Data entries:
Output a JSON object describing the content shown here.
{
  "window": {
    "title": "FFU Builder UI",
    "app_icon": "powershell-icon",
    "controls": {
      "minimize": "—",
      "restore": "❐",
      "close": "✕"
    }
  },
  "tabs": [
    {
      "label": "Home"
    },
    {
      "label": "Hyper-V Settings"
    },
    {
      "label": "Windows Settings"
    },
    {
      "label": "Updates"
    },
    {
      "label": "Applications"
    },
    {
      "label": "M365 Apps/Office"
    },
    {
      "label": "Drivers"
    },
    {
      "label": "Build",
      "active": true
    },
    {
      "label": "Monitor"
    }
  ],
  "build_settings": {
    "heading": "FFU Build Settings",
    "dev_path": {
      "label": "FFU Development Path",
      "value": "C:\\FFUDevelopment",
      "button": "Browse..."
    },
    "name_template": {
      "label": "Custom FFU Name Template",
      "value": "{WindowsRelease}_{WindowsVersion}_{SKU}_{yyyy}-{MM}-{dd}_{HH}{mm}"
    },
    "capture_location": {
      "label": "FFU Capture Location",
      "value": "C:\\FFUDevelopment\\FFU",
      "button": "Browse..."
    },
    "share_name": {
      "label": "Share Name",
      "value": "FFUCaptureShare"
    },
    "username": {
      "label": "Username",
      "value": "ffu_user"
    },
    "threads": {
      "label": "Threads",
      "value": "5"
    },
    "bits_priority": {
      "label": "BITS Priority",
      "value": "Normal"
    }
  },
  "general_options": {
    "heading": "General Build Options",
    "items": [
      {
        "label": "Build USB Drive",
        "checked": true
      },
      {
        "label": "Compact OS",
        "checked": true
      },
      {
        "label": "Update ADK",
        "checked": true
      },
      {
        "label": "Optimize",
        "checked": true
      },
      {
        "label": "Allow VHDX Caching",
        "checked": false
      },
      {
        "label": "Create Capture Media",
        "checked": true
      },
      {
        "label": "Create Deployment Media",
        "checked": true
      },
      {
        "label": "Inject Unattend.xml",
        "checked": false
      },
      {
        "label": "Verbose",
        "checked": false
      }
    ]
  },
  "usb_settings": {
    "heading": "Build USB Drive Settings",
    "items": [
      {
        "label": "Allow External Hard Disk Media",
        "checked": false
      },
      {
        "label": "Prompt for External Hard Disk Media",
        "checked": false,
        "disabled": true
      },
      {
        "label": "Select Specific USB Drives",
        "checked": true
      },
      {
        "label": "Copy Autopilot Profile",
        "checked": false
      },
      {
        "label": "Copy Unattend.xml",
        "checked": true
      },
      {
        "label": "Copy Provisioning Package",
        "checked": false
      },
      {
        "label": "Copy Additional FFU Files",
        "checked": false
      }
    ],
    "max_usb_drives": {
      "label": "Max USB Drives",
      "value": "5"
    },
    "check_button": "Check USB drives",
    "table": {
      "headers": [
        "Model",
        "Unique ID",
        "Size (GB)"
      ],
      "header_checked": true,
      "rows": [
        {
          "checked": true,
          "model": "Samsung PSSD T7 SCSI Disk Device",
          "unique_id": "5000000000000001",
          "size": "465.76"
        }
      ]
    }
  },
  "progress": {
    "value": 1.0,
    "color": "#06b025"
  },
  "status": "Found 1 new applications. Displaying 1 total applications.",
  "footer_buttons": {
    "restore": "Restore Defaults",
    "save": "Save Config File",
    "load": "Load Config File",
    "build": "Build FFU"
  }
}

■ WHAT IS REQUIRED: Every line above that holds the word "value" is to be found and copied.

■ RESULT:
      "value": "C:\\FFUDevelopment",
      "value": "{WindowsRelease}_{WindowsVersion}_{SKU}_{yyyy}-{MM}-{dd}_{HH}{mm}"
      "value": "C:\\FFUDevelopment\\FFU",
      "value": "FFUCaptureShare"
      "value": "ffu_user"
      "value": "5"
      "value": "Normal"
      "value": "5"
    "value": 1.0,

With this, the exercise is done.